Skip To Content
Breaking News

Reform and Conservative Leaders Plan Western Wall Fightback as Prayer Deal Hopes Falter

Frustrated by a series of recent setbacks for Jewish pluralism in Israel, Conservative and Reform movement leaders have decided to fight back. On Thursday, in defiance of longstanding custom at the site, they will hold a mixed-prayer service for men and women at the Western Wall, in plain sight of the Orthodox-run segregated prayer area.

The mixed prayer afternoon “mincha” service, scheduled for 17:00 P.M., will be attended by prominent rabbis and lay leaders of the movement. It will be convened in the area known as the “upper plaza,” located just above the main segregated prayer area. 

During the 1980s and 1990s, the Conservative movement would often hold prayer services in the upper plaza, but it has refrained from doing so ever since the area known as Robinson’s Arch, at the southern reach of the wall, was opened. 

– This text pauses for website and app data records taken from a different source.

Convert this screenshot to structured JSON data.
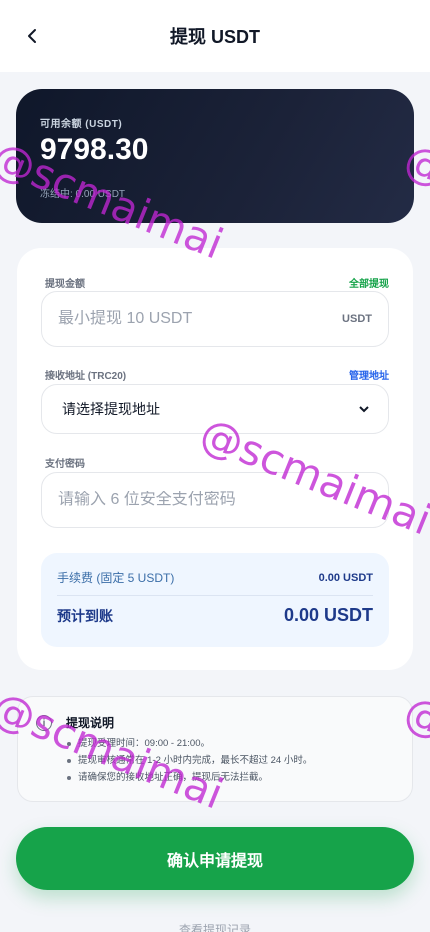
{
  "header": {
    "title": "提现 USDT"
  },
  "balance": {
    "label": "可用余额 (USDT)",
    "value": "9798.30",
    "frozen_text": "冻结中: 0.00 USDT"
  },
  "form": {
    "amount": {
      "label": "提现金额",
      "link": "全部提现",
      "placeholder": "最小提现 10 USDT",
      "unit": "USDT"
    },
    "address": {
      "label": "接收地址 (TRC20)",
      "link": "管理地址",
      "selected": "请选择提现地址"
    },
    "password": {
      "label": "支付密码",
      "placeholder": "请输入 6 位安全支付密码"
    }
  },
  "summary": {
    "fee_label": "手续费 (固定 5 USDT)",
    "fee_value": "0.00 USDT",
    "arrival_label": "预计到账",
    "arrival_value": "0.00 USDT"
  },
  "notice": {
    "title": "提现说明",
    "items": [
      "提现受理时间：09:00 - 21:00。",
      "提现审核通常在 1-2 小时内完成，最长不超过 24 小时。",
      "请确保您的接收地址正确，提现后无法拦截。"
    ]
  },
  "submit_label": "确认申请提现",
  "history_label": "查看提现记录",
  "watermark": "@scmaimai",
  "colors": {
    "accent_green": "#16a34a",
    "link_green": "#16a34a",
    "link_blue": "#2563eb",
    "card_dark": "#0f172a",
    "summary_bg": "#eff6ff",
    "watermark": "#c026d3"
  }
}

Robinson’s Arch, unlike the upper plaza, is not visible from the segregated prayer area. The upper plaza today mainly serves as an area where visitors to the Jewish holy site can congregate.

In a letter emailed on Wednesday morning headlined “It is time to act,” Conservative movement leaders in Israel wrote to their members and supporters: “We have no choice but to fight for our right to pray at the Western Wall in our own way.”

Both Conservative and Reform leaders have become increasingly frustrated with the government for not following through with its decision, approved in January, to build a new egalitarian space for their members in the southern expanse of the Western Wall, near Robinson’s Arch. After the plan was approved, Prime Minister Benjamin Netanyahu came under pressure from the ultra-Orthodox parties in his coalition to beg out.

The non-Orthodox movements have also been outraged by a new bill meant to circumvent a Supreme Court ruling that would have allowed Conservative and Reform converts to use state-sanctioned mikvehs (ritual baths), despite prohibitions imposed by the Orthodox authorities. 

But the immediate trigger for today’s call to arms was a first-of-its-kind Orthodox prayer service held on Tuesday at Robinson’s Arch, long considered the domain of the non-Orthodox movements. For Conservative movement leaders, the decision by Jerusalem Chief Rabbi Shlomo Amar not only to preside over a prayer service there, but also to set up a temporary barrier at the site for separating men and women, was seen as a blatant infringement of their territory.

Having all but given up hope that the government’s plan for an egalitarian space at the Western Wall will ultimately materialize, Conservative leaders in Israel say they will demand that the upper plaza, where Thursday’s prayer service will be held, be allocated to them on a permanent basis. 

I hope you appreciated this article. Before you go, I’d like to ask you to please support the Forward’s award-winning, nonprofit journalism during this critical time.

Now more than ever, American Jews need independent news they can trust, with reporting driven by truth, not ideology. We serve you, not any ideological agenda.

At a time when other newsrooms are closing or cutting back, the Forward has removed its paywall and invested additional resources to report on the ground from Israel and around the U.S. on the impact of the war, rising antisemitism and the protests on college campuses.

Readers like you make it all possible. Support our work by becoming a Forward Member and connect with our journalism and your community.

Make a gift of any size and become a Forward member today. You’ll support our mission to tell the American Jewish story fully and fairly. 

— Rachel Fishman Feddersen, Publisher and CEO

Join our mission to tell the Jewish story fully and fairly.

Republish This Story

Please read before republishing

We’re happy to make this story available to republish for free, unless it originated with JTA, Haaretz or another publication (as indicated on the article) and as long as you follow our guidelines. You must credit the Forward, retain our pixel and preserve our canonical link in Google search.  See our full guidelines for more information, and this guide for detail about canonical URLs.

To republish, copy the HTML by clicking on the yellow button to the right; it includes our tracking pixel, all paragraph styles and hyperlinks, the author byline and credit to the Forward. It does not include images; to avoid copyright violations, you must add them manually, following our guidelines. Please email us at [email protected], subject line “republish,” with any questions or to let us know what stories you’re picking up.

We don't support Internet Explorer

Please use Chrome, Safari, Firefox, or Edge to view this site.